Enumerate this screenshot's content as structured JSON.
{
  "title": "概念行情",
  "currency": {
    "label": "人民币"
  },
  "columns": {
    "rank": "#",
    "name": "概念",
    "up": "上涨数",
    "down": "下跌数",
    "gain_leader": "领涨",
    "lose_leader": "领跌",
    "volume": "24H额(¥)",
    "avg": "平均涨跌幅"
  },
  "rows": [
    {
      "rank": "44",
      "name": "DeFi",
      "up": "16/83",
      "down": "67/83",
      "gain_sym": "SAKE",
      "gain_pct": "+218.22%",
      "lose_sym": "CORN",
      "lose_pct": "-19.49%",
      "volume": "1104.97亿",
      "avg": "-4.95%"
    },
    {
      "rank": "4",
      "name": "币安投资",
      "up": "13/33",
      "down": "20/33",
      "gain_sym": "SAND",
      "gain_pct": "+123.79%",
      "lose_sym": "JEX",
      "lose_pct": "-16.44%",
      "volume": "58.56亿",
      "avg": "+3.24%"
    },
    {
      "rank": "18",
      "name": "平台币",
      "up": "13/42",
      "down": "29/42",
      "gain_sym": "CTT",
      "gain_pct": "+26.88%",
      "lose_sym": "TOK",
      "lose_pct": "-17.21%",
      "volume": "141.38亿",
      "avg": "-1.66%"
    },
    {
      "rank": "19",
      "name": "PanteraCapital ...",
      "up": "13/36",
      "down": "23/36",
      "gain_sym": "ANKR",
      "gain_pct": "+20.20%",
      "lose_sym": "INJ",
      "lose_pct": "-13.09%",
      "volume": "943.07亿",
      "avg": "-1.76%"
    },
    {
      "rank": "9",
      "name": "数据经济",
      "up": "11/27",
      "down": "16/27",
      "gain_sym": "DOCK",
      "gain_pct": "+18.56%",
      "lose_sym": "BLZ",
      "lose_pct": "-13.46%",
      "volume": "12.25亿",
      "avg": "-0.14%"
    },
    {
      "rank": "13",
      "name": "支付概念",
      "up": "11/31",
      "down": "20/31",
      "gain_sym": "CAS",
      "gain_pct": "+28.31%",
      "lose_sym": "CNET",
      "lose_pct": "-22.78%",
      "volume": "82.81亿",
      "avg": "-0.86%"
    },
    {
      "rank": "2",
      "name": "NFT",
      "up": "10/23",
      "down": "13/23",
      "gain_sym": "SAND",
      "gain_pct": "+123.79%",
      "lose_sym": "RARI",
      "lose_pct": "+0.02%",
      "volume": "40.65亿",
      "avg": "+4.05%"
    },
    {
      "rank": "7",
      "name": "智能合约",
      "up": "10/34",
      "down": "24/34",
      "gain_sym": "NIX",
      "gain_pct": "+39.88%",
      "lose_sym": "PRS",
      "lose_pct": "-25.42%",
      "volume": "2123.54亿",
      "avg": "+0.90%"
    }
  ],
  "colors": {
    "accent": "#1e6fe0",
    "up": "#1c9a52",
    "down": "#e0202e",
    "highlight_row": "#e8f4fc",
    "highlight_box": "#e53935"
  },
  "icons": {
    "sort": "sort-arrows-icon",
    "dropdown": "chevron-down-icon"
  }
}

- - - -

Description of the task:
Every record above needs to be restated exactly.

Completed exercise:
Enumerate this screenshot's content as structured JSON.
{
  "title": "概念行情",
  "currency": {
    "label": "人民币"
  },
  "columns": {
    "rank": "#",
    "name": "概念",
    "up": "上涨数",
    "down": "下跌数",
    "gain_leader": "领涨",
    "lose_leader": "领跌",
    "volume": "24H额(¥)",
    "avg": "平均涨跌幅"
  },
  "rows": [
    {
      "rank": "44",
      "name": "DeFi",
      "up": "16/83",
      "down": "67/83",
      "gain_sym": "SAKE",
      "gain_pct": "+218.22%",
      "lose_sym": "CORN",
      "lose_pct": "-19.49%",
      "volume": "1104.97亿",
      "avg": "-4.95%"
    },
    {
      "rank": "4",
      "name": "币安投资",
      "up": "13/33",
      "down": "20/33",
      "gain_sym": "SAND",
      "gain_pct": "+123.79%",
      "lose_sym": "JEX",
      "lose_pct": "-16.44%",
      "volume": "58.56亿",
      "avg": "+3.24%"
    },
    {
      "rank": "18",
      "name": "平台币",
      "up": "13/42",
      "down": "29/42",
      "gain_sym": "CTT",
      "gain_pct": "+26.88%",
      "lose_sym": "TOK",
      "lose_pct": "-17.21%",
      "volume": "141.38亿",
      "avg": "-1.66%"
    },
    {
      "rank": "19",
      "name": "PanteraCapital ...",
      "up": "13/36",
      "down": "23/36",
      "gain_sym": "ANKR",
      "gain_pct": "+20.20%",
      "lose_sym": "INJ",
      "lose_pct": "-13.09%",
      "volume": "943.07亿",
      "avg": "-1.76%"
    },
    {
      "rank": "9",
      "name": "数据经济",
      "up": "11/27",
      "down": "16/27",
      "gain_sym": "DOCK",
      "gain_pct": "+18.56%",
      "lose_sym": "BLZ",
      "lose_pct": "-13.46%",
      "volume": "12.25亿",
      "avg": "-0.14%"
    },
    {
      "rank": "13",
      "name": "支付概念",
      "up": "11/31",
      "down": "20/31",
      "gain_sym": "CAS",
      "gain_pct": "+28.31%",
      "lose_sym": "CNET",
      "lose_pct": "-22.78%",
      "volume": "82.81亿",
      "avg": "-0.86%"
    },
    {
      "rank": "2",
      "name": "NFT",
      "up": "10/23",
      "down": "13/23",
      "gain_sym": "SAND",
      "gain_pct": "+123.79%",
      "lose_sym": "RARI",
      "lose_pct": "+0.02%",
      "volume": "40.65亿",
      "avg": "+4.05%"
    },
    {
      "rank": "7",
      "name": "智能合约",
      "up": "10/34",
      "down": "24/34",
      "gain_sym": "NIX",
      "gain_pct": "+39.88%",
      "lose_sym": "PRS",
      "lose_pct": "-25.42%",
      "volume": "2123.54亿",
      "avg": "+0.90%"
    }
  ],
  "colors": {
    "accent": "#1e6fe0",
    "up": "#1c9a52",
    "down": "#e0202e",
    "highlight_row": "#e8f4fc",
    "highlight_box": "#e53935"
  },
  "icons": {
    "sort": "sort-arrows-icon",
    "dropdown": "chevron-down-icon"
  }
}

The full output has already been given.